(Website and app data records)
Start of Block

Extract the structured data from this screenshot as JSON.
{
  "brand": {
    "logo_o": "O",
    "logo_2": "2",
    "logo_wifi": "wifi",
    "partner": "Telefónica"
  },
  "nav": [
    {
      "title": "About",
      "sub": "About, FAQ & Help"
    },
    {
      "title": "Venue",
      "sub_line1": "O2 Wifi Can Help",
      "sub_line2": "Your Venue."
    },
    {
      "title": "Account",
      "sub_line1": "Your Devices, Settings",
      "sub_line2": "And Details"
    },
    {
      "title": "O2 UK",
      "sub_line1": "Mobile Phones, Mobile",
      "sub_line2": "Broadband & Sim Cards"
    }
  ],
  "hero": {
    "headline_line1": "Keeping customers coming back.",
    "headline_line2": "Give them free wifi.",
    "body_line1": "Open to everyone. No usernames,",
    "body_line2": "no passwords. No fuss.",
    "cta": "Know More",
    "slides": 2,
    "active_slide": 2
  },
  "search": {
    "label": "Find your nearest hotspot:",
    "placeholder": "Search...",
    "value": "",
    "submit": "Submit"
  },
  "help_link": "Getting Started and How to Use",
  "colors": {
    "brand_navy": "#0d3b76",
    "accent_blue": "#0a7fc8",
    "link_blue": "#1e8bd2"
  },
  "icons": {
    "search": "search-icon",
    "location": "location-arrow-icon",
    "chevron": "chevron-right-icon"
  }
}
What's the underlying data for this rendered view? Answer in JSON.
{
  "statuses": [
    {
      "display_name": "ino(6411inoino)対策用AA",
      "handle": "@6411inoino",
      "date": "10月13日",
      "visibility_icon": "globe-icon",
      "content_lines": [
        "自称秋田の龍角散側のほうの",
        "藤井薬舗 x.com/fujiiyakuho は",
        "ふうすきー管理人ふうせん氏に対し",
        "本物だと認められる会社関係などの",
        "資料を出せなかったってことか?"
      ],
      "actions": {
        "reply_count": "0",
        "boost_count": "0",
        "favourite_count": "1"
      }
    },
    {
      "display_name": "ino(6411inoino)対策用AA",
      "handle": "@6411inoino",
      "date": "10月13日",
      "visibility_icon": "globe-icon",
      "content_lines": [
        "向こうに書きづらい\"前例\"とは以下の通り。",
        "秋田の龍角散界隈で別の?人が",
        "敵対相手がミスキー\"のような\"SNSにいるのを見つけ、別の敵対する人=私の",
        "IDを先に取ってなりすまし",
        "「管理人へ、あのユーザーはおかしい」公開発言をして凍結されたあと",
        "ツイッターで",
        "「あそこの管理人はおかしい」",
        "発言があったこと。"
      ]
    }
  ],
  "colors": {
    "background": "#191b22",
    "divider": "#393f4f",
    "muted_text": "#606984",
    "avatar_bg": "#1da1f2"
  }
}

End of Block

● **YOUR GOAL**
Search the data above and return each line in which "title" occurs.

● **PROBLEM SOLUTION**
      "title": "About",
      "title": "Venue",
      "title": "Account",
      "title": "O2 UK",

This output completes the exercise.